Dashboard tech is identical to that of the GTI SE and Autobahn trim levels, so you can nip over to our full review for details about that glass-covered 8.0-inch “Discover Media” MIB II infotainment system.
The TL;DR is that it’s big, bright and beautiful, but could benefit from improvements to responsiveness and menu organization. The standard (for the R) navigation software gets the job done and there’s a healthy selection of media sources, but I preferred to use the also standard Android Auto and Apple CarPlay connections to bring my own maps and apps the party. (If you’re one of the handful of people who prefers to use MirrorLink, the VW supports that too.)
However, the Golf R and the electric e-Golf stand apart from lesser Golfs and GTIs, borrowing the interactive Volkswagen Digital Cockpit instrument cluster from the Atlas and new Tiguan. This 12.3-inch, high-resolution screen replaces the physical dials with digital gauges that can be customized to showcase a wide range of information: from the navigation map to performance and driving information.
Digital Cockpit is basically a less powerful version of Audi’s Virtual Cockpit tech. The resolution is a bit lower; you can only display the map in the instrument cluster or on the central display, but not both; and I noticed that the Digital Cockpit lagged a bit when toggling between display modes. However, the benefits of interacting with front and center tech without taking a hand off of the steering wheel outweighed any negatives I noticed.
The full suite of driver aid tech available to the Golf platform is standard equipment on the Golf R. At low speeds, that means a rearview camera, pedestrian monitoring emergency braking, rear cross-traffic alert and rear park distance sensor with automatic braking. At higher speeds, there’s adaptive cruise control, forward collision warning, lane departure warning and automatic high beams.
VW’s hottest hatch is also more premium
Here’s where we usually tell you all about trim levels and options, but the 2018 Golf R is simple: It only comes in one trim and it’s fully loaded with the adaptive suspension, 8-inch navigation, 4Motion all-wheel drive and the VW Digital Cockpit. That price also rolls in all of the available active and passive safety tech. Beyond that, it’s LED headlights are uniquely styled among the Golf family, as is its only slightly more aggressive body work and exhaust. Pricing starts at $40,635 for the six-speed manual or $41,735 with the new seven-speed DSG. (Both prices include an $850 destination charge and VW’s new 6-year/72,000-mile bumper-to-bumper People First Warranty.)
The 2018 Golf R almost perfectly bridges the gap between the a fully loaded GTI Autobahn (about $4,000 less) and a base Audi S3 Premium Plus (about $4,000 more), sort of combining the best tech of its VW parentage with the more potent AWD powertrain of the Audi. I think that puts the Golf R in a very sweet spot in the lineup, especially since sticking with the VW badge gets you that sweet hatchback profile.
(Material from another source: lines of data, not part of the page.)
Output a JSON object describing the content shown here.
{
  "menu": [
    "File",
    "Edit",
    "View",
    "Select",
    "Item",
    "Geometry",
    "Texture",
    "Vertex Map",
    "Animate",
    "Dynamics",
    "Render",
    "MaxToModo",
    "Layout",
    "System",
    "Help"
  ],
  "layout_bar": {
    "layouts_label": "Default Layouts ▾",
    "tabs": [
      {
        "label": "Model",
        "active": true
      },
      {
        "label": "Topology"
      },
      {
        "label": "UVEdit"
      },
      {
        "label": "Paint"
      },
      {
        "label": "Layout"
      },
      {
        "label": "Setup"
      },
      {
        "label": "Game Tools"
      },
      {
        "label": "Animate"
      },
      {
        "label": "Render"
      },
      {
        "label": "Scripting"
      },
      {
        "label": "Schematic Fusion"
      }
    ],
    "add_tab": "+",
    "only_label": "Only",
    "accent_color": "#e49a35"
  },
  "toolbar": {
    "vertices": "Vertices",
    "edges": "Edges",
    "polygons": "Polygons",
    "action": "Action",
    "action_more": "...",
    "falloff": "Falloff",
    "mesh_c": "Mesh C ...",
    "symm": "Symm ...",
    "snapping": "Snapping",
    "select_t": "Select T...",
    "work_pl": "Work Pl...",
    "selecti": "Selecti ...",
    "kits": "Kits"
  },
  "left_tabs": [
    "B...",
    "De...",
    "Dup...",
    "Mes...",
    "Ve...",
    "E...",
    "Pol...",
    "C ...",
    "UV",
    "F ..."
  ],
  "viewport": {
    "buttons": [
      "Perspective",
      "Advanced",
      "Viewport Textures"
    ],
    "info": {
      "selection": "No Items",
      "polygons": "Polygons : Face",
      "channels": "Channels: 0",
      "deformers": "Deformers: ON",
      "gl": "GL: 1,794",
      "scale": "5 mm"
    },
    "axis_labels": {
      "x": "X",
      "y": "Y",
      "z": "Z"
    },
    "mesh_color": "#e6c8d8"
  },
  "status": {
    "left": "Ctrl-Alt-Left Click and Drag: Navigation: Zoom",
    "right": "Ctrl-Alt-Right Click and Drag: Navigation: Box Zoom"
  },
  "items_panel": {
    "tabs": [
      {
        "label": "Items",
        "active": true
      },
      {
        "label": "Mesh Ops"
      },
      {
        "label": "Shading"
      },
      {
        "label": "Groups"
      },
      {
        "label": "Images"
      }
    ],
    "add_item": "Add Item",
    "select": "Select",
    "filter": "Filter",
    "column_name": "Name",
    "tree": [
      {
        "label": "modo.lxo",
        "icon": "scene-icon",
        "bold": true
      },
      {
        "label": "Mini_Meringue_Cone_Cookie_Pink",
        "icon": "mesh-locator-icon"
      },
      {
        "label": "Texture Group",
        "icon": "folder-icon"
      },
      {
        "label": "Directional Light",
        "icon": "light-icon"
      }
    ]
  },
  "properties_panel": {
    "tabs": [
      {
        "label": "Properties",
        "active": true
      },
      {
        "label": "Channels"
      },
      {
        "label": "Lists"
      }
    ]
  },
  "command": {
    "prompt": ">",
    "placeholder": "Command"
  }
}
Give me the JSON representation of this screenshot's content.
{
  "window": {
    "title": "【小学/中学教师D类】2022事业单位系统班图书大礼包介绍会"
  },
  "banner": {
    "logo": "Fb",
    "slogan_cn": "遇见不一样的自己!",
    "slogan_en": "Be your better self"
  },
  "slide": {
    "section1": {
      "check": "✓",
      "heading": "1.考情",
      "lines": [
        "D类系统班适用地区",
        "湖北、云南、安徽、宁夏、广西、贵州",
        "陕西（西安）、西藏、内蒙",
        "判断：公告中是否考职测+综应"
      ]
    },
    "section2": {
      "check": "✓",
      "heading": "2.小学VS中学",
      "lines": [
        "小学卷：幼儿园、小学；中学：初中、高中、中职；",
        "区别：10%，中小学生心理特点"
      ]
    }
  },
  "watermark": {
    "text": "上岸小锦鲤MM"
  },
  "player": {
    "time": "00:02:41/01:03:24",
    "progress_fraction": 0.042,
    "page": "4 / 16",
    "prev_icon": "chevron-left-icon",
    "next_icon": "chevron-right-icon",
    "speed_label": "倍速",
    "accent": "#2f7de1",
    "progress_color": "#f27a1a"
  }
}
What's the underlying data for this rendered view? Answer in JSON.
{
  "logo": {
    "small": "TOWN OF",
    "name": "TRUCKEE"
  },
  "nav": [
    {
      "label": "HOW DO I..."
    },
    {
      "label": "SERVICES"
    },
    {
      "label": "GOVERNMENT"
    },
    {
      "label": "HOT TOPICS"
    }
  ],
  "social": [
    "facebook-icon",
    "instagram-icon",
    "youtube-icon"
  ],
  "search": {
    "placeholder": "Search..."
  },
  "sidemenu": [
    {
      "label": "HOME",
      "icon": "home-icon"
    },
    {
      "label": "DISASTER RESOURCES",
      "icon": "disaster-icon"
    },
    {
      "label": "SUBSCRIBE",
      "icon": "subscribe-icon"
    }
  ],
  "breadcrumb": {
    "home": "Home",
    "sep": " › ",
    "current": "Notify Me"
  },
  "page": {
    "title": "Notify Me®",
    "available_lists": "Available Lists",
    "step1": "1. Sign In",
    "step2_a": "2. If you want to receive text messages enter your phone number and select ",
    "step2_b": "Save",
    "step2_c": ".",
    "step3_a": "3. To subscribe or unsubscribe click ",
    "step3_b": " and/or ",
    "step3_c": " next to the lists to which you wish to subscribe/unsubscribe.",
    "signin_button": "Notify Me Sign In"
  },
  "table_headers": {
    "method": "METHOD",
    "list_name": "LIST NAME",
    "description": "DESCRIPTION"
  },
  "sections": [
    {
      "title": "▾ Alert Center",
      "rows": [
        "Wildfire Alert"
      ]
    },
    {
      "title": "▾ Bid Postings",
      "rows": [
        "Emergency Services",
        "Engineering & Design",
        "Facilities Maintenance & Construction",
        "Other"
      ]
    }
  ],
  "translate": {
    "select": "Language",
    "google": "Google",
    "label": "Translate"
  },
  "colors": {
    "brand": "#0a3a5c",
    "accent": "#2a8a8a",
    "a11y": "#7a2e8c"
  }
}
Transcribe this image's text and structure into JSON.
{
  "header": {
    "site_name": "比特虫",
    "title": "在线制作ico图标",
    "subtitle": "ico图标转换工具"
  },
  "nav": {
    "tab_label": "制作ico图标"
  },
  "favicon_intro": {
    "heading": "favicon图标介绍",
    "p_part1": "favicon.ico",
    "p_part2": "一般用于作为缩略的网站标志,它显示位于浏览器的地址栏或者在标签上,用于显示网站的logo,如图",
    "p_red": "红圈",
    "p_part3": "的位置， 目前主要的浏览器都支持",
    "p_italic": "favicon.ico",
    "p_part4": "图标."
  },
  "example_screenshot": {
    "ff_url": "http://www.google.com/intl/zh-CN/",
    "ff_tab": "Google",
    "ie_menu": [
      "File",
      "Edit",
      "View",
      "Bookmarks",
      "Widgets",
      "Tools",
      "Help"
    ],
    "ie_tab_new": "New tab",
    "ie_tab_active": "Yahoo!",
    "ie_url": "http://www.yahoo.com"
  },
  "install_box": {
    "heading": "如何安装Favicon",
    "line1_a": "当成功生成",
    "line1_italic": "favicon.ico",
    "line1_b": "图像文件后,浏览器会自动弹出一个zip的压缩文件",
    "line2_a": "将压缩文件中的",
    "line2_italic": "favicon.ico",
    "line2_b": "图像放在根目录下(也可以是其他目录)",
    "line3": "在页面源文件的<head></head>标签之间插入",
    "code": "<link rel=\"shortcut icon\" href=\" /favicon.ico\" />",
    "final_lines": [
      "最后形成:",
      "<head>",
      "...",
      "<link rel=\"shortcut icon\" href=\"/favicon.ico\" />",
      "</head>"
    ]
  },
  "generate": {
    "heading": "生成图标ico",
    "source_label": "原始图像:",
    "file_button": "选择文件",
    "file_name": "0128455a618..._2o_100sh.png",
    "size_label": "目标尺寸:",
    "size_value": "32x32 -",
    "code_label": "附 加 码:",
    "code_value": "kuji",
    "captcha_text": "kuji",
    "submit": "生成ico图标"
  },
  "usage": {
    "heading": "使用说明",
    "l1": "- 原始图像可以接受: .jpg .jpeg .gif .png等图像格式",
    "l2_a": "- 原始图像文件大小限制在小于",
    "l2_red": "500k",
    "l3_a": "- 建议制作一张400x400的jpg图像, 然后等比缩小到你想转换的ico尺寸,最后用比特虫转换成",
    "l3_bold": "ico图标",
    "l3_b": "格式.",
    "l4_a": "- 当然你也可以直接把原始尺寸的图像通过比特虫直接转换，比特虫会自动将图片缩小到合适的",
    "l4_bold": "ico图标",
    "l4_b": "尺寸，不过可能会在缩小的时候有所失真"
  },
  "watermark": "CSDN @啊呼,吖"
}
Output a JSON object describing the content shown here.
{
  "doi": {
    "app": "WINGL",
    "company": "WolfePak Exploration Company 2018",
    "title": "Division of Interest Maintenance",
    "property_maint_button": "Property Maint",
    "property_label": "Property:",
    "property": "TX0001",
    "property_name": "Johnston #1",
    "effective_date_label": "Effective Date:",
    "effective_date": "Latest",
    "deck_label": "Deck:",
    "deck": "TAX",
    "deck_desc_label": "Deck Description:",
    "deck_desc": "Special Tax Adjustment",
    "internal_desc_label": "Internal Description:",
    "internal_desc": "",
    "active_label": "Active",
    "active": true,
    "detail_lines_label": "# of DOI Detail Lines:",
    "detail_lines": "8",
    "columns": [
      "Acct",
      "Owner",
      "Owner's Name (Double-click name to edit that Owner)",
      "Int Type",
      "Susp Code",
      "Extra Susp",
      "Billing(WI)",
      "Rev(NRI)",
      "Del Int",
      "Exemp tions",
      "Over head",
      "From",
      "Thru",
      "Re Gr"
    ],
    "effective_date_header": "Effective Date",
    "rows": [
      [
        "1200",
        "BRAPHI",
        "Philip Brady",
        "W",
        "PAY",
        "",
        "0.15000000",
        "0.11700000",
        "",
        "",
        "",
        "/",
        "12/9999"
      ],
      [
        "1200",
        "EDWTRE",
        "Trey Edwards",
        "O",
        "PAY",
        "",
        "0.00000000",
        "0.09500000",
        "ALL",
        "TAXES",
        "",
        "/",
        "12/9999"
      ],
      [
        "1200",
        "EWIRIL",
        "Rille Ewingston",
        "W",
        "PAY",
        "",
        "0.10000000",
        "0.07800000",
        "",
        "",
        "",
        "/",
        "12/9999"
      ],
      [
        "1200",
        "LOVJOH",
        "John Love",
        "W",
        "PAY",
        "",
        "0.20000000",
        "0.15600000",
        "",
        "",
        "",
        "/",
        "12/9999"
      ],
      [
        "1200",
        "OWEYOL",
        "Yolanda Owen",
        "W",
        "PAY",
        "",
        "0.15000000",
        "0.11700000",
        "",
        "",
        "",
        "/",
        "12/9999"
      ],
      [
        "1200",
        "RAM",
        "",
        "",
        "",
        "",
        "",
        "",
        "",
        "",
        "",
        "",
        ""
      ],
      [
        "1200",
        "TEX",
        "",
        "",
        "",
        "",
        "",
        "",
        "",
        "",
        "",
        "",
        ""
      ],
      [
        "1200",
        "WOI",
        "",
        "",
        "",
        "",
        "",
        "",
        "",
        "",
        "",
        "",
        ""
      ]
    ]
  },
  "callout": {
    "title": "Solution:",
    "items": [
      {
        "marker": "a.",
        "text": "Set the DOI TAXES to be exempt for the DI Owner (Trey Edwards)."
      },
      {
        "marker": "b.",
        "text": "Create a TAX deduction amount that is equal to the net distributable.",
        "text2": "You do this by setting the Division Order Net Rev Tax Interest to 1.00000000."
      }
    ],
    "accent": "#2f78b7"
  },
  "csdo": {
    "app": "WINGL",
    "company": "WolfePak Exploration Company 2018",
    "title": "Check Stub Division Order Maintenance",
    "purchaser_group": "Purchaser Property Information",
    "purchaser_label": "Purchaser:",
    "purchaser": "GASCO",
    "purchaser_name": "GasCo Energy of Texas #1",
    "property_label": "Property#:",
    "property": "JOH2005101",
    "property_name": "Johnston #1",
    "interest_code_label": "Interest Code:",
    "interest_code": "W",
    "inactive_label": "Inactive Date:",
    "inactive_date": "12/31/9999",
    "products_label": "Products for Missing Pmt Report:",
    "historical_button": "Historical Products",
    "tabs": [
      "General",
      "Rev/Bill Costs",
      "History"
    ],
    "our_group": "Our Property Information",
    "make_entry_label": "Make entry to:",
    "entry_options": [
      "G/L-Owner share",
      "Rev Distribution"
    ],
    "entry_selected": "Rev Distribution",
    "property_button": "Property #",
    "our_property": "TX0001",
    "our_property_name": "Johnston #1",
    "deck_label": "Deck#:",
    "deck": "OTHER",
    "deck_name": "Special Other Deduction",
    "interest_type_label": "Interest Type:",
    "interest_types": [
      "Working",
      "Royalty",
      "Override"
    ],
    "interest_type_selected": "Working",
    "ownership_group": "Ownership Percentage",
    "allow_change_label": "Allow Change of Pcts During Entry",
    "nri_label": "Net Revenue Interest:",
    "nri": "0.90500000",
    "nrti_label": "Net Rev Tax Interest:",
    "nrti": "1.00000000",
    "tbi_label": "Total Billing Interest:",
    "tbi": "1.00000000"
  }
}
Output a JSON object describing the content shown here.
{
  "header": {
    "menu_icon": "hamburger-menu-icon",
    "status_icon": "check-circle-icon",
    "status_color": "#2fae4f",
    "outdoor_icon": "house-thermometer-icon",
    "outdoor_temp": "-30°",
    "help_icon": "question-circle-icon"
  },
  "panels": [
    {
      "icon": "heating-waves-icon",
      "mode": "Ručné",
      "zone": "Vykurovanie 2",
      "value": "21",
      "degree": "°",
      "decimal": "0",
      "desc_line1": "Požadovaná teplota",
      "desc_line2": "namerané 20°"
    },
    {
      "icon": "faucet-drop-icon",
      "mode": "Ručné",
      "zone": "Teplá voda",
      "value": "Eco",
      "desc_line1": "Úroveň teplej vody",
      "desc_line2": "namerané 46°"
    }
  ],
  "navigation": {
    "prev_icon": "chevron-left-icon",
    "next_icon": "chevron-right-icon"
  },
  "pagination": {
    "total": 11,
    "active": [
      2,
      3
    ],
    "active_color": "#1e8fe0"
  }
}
For most, however, I’d recommend sticking with the GTI. It’s lighter and simpler, which makes up for the lower power and lack of AWD. I think the GTI is just as fun on a twisty road and would only really recommend the R to someone planning to autocross or occasionally track their daily driver. Plus, the midtier GTI SE trim level we recommend is about $10,000 cheaper.
However, the Golf R’s place in the pecking order among its at-large competitors is a bit difference. The Subaru WRX STI has a more sophisticated all-wheel-drive system. The Focus RS is much more powerful. And the Honda Civic Type R is the true king of the hot hatchbacks with its track-focused performance. However, the Type R and the RS are pretty hard to find and often come with high markups.
Of these vehicles, the Golf R probably has the best balance of price, competitive street and track performance and premium comfort and tech. (Plus, it looks like the sort of car an adult would drive; its styling is sporty without massive intakes and goofy wings.) Like its brother, the GTI, it’s not the best at any one thing, but it’s really good at everything. That’s a bit tougher to sell in this performance enthusiast class where specs and speed are king, but it hits a sweet spot with me.